Start of Data in this exercise
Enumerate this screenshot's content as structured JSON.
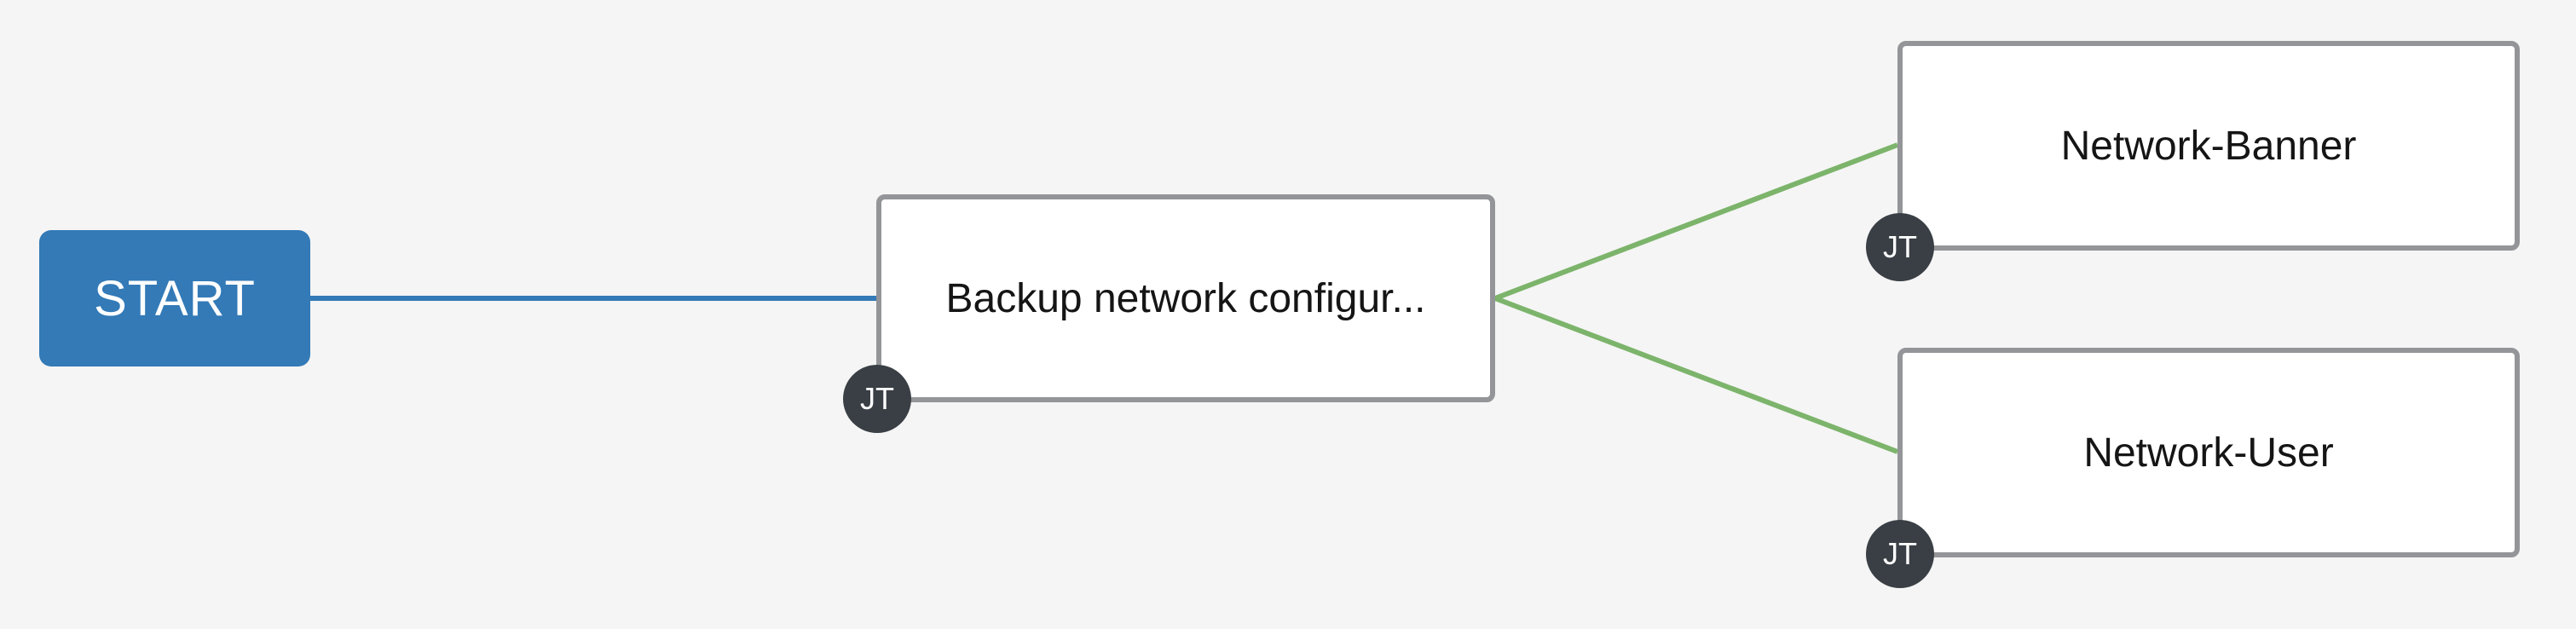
{
  "workflow": {
    "start_label": "START",
    "nodes": [
      {
        "id": "backup",
        "label": "Backup network configur...",
        "badge": "JT"
      },
      {
        "id": "banner",
        "label": "Network-Banner",
        "badge": "JT"
      },
      {
        "id": "user",
        "label": "Network-User",
        "badge": "JT"
      }
    ]
  },
  "colors": {
    "background": "#f5f5f5",
    "start_node": "#337ab7",
    "always_link": "#337ab7",
    "success_link": "#7cb46b",
    "node_border": "#939598",
    "badge": "#393f44"
  }
}
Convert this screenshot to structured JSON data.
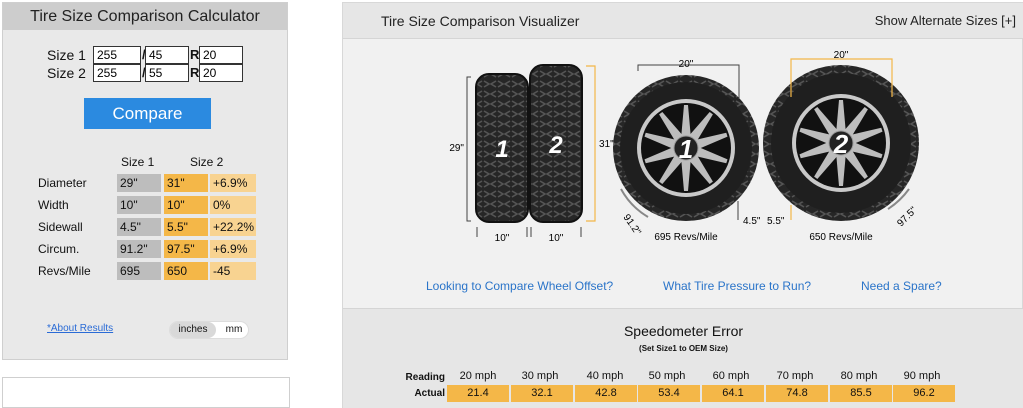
{
  "calculator": {
    "title": "Tire Size Comparison Calculator",
    "size1": {
      "label": "Size 1",
      "width": "255",
      "aspect": "45",
      "rim": "20"
    },
    "size2": {
      "label": "Size 2",
      "width": "255",
      "aspect": "55",
      "rim": "20"
    },
    "separator": "/",
    "rim_marker": "R",
    "compare_label": "Compare",
    "results": {
      "col1": "Size 1",
      "col2": "Size 2",
      "rows": [
        {
          "label": "Diameter",
          "size1": "29\"",
          "size2": "31\"",
          "diff": "+6.9%"
        },
        {
          "label": "Width",
          "size1": "10\"",
          "size2": "10\"",
          "diff": "0%"
        },
        {
          "label": "Sidewall",
          "size1": "4.5\"",
          "size2": "5.5\"",
          "diff": "+22.2%"
        },
        {
          "label": "Circum.",
          "size1": "91.2\"",
          "size2": "97.5\"",
          "diff": "+6.9%"
        },
        {
          "label": "Revs/Mile",
          "size1": "695",
          "size2": "650",
          "diff": "-45"
        }
      ]
    },
    "about_link": "*About Results",
    "units": {
      "inches": "inches",
      "mm": "mm",
      "selected": "inches"
    }
  },
  "visualizer": {
    "title": "Tire Size Comparison Visualizer",
    "alt_sizes": "Show Alternate Sizes [+]",
    "tire1_number": "1",
    "tire2_number": "2",
    "side_view": {
      "height1": "29\"",
      "height2": "31\"",
      "width1": "10\"",
      "width2": "10\""
    },
    "wheel1": {
      "rim": "20\"",
      "circum": "91.2\"",
      "sidewall": "4.5\"",
      "revs": "695 Revs/Mile"
    },
    "wheel2": {
      "rim": "20\"",
      "circum": "97.5\"",
      "sidewall": "5.5\"",
      "revs": "650 Revs/Mile"
    },
    "links": [
      "Looking to Compare Wheel Offset?",
      "What Tire Pressure to Run?",
      "Need a Spare?"
    ],
    "colors": {
      "accent": "#f4b748",
      "button": "#2b8ae0",
      "link": "#2a74c9"
    }
  },
  "speedometer": {
    "title": "Speedometer Error",
    "subtitle": "(Set Size1 to OEM Size)",
    "reading_label": "Reading",
    "actual_label": "Actual",
    "readings": [
      "20 mph",
      "30 mph",
      "40 mph",
      "50 mph",
      "60 mph",
      "70 mph",
      "80 mph",
      "90 mph"
    ],
    "actual": [
      "21.4",
      "32.1",
      "42.8",
      "53.4",
      "64.1",
      "74.8",
      "85.5",
      "96.2"
    ]
  }
}
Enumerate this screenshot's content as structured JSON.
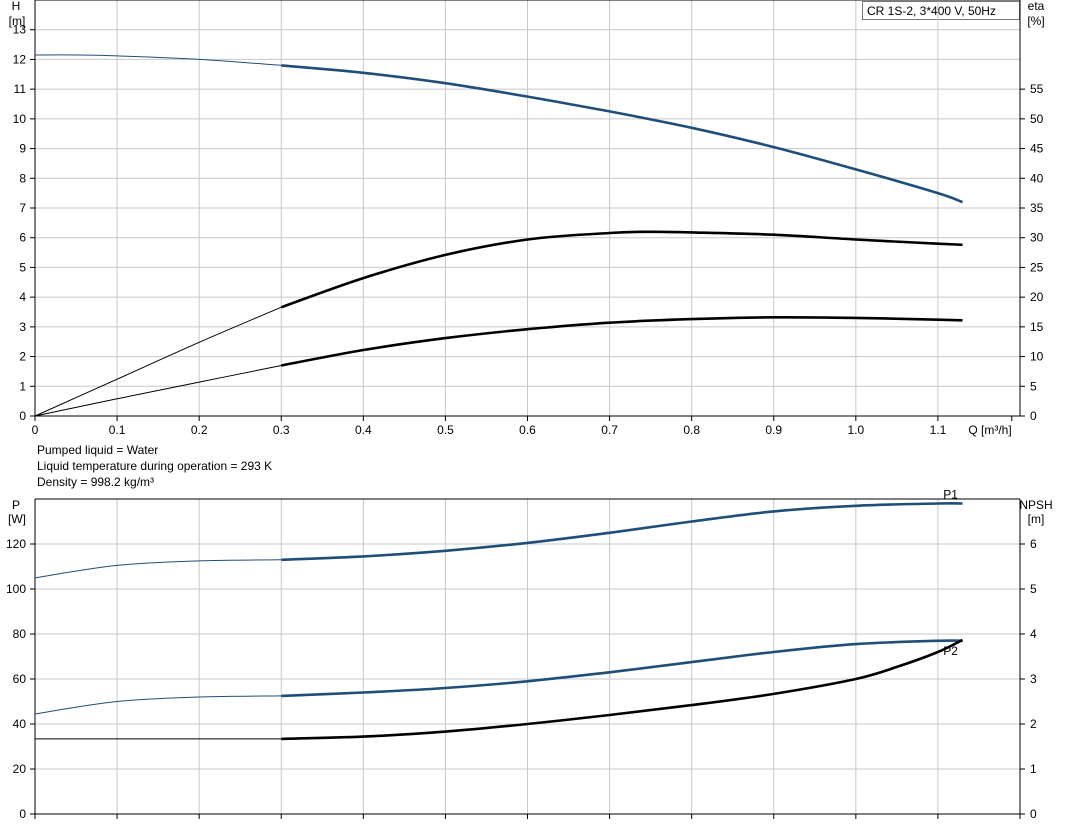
{
  "legend": "CR 1S-2, 3*400 V, 50Hz",
  "info": [
    "Pumped liquid = Water",
    "Liquid temperature during operation = 293 K",
    "Density = 998.2 kg/m³"
  ],
  "colors": {
    "blue": "#1f4e79",
    "black": "#000000",
    "grid": "#c8c8c8"
  },
  "chart_data": [
    {
      "type": "line",
      "xlabel": "Q [m³/h]",
      "ylabel_left": [
        "H",
        "[m]"
      ],
      "ylabel_right": [
        "eta",
        "[%]"
      ],
      "xlim": [
        0,
        1.2
      ],
      "ylim_left": [
        0,
        14
      ],
      "ylim_right": [
        0,
        70
      ],
      "x_ticks": [
        "0",
        "0.1",
        "0.2",
        "0.3",
        "0.4",
        "0.5",
        "0.6",
        "0.7",
        "0.8",
        "0.9",
        "1.0",
        "1.1"
      ],
      "y_ticks_left": [
        "0",
        "1",
        "2",
        "3",
        "4",
        "5",
        "6",
        "7",
        "8",
        "9",
        "10",
        "11",
        "12",
        "13"
      ],
      "y_ticks_right": [
        "0",
        "5",
        "10",
        "15",
        "20",
        "25",
        "30",
        "35",
        "40",
        "45",
        "50",
        "55"
      ],
      "grid": true,
      "series": [
        {
          "axis": "left",
          "color": "blue",
          "operating_range": [
            0.3,
            1.13
          ],
          "x": [
            0,
            0.05,
            0.1,
            0.2,
            0.3,
            0.4,
            0.5,
            0.6,
            0.7,
            0.8,
            0.9,
            1.0,
            1.1,
            1.13
          ],
          "y": [
            12.15,
            12.15,
            12.12,
            12.0,
            11.8,
            11.55,
            11.2,
            10.75,
            10.25,
            9.7,
            9.05,
            8.3,
            7.5,
            7.2
          ]
        },
        {
          "axis": "right",
          "color": "black",
          "operating_range": [
            0.3,
            1.13
          ],
          "x": [
            0,
            0.1,
            0.2,
            0.3,
            0.4,
            0.5,
            0.6,
            0.7,
            0.75,
            0.8,
            0.9,
            1.0,
            1.1,
            1.13
          ],
          "y": [
            0,
            6.2,
            12.4,
            18.3,
            23.2,
            27.1,
            29.7,
            30.8,
            31.0,
            30.9,
            30.5,
            29.7,
            29.0,
            28.8
          ]
        },
        {
          "axis": "right",
          "color": "black",
          "operating_range": [
            0.3,
            1.13
          ],
          "x": [
            0,
            0.1,
            0.2,
            0.3,
            0.4,
            0.5,
            0.6,
            0.7,
            0.8,
            0.9,
            1.0,
            1.1,
            1.13
          ],
          "y": [
            0,
            2.9,
            5.7,
            8.5,
            11.1,
            13.1,
            14.6,
            15.7,
            16.3,
            16.6,
            16.5,
            16.2,
            16.1
          ]
        }
      ]
    },
    {
      "type": "line",
      "ylabel_left": [
        "P",
        "[W]"
      ],
      "ylabel_right": [
        "NPSH",
        "[m]"
      ],
      "xlim": [
        0,
        1.2
      ],
      "ylim_left": [
        0,
        140
      ],
      "ylim_right": [
        0,
        7
      ],
      "y_ticks_left": [
        "0",
        "20",
        "40",
        "60",
        "80",
        "100",
        "120"
      ],
      "y_ticks_right": [
        "0",
        "1",
        "2",
        "3",
        "4",
        "5",
        "6"
      ],
      "grid": true,
      "series": [
        {
          "name": "P1",
          "axis": "left",
          "color": "blue",
          "operating_range": [
            0.3,
            1.13
          ],
          "x": [
            0,
            0.1,
            0.2,
            0.3,
            0.4,
            0.5,
            0.6,
            0.7,
            0.8,
            0.9,
            1.0,
            1.1,
            1.13
          ],
          "y": [
            105,
            110.5,
            112.5,
            113,
            114.5,
            117,
            120.5,
            125,
            130,
            134.5,
            137,
            138,
            138
          ]
        },
        {
          "name": "P2",
          "axis": "left",
          "color": "blue",
          "operating_range": [
            0.3,
            1.13
          ],
          "x": [
            0,
            0.1,
            0.2,
            0.3,
            0.4,
            0.5,
            0.6,
            0.7,
            0.8,
            0.9,
            1.0,
            1.1,
            1.13
          ],
          "y": [
            44.5,
            50,
            52,
            52.5,
            54,
            56,
            59,
            63,
            67.5,
            72,
            75.5,
            77,
            77
          ]
        },
        {
          "axis": "right",
          "color": "black",
          "operating_range": [
            0.3,
            1.13
          ],
          "x": [
            0,
            0.1,
            0.2,
            0.25,
            0.3,
            0.4,
            0.5,
            0.6,
            0.7,
            0.8,
            0.9,
            1.0,
            1.05,
            1.1,
            1.13
          ],
          "y": [
            1.67,
            1.67,
            1.67,
            1.67,
            1.67,
            1.72,
            1.83,
            2.0,
            2.2,
            2.42,
            2.67,
            3.0,
            3.27,
            3.6,
            3.87
          ]
        }
      ]
    }
  ]
}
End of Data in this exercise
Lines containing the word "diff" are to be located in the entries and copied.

**Task response**
          "diff": "+6.9%"
          "diff": "0%"
          "diff": "+22.2%"
          "diff": "+6.9%"
          "diff": "-45"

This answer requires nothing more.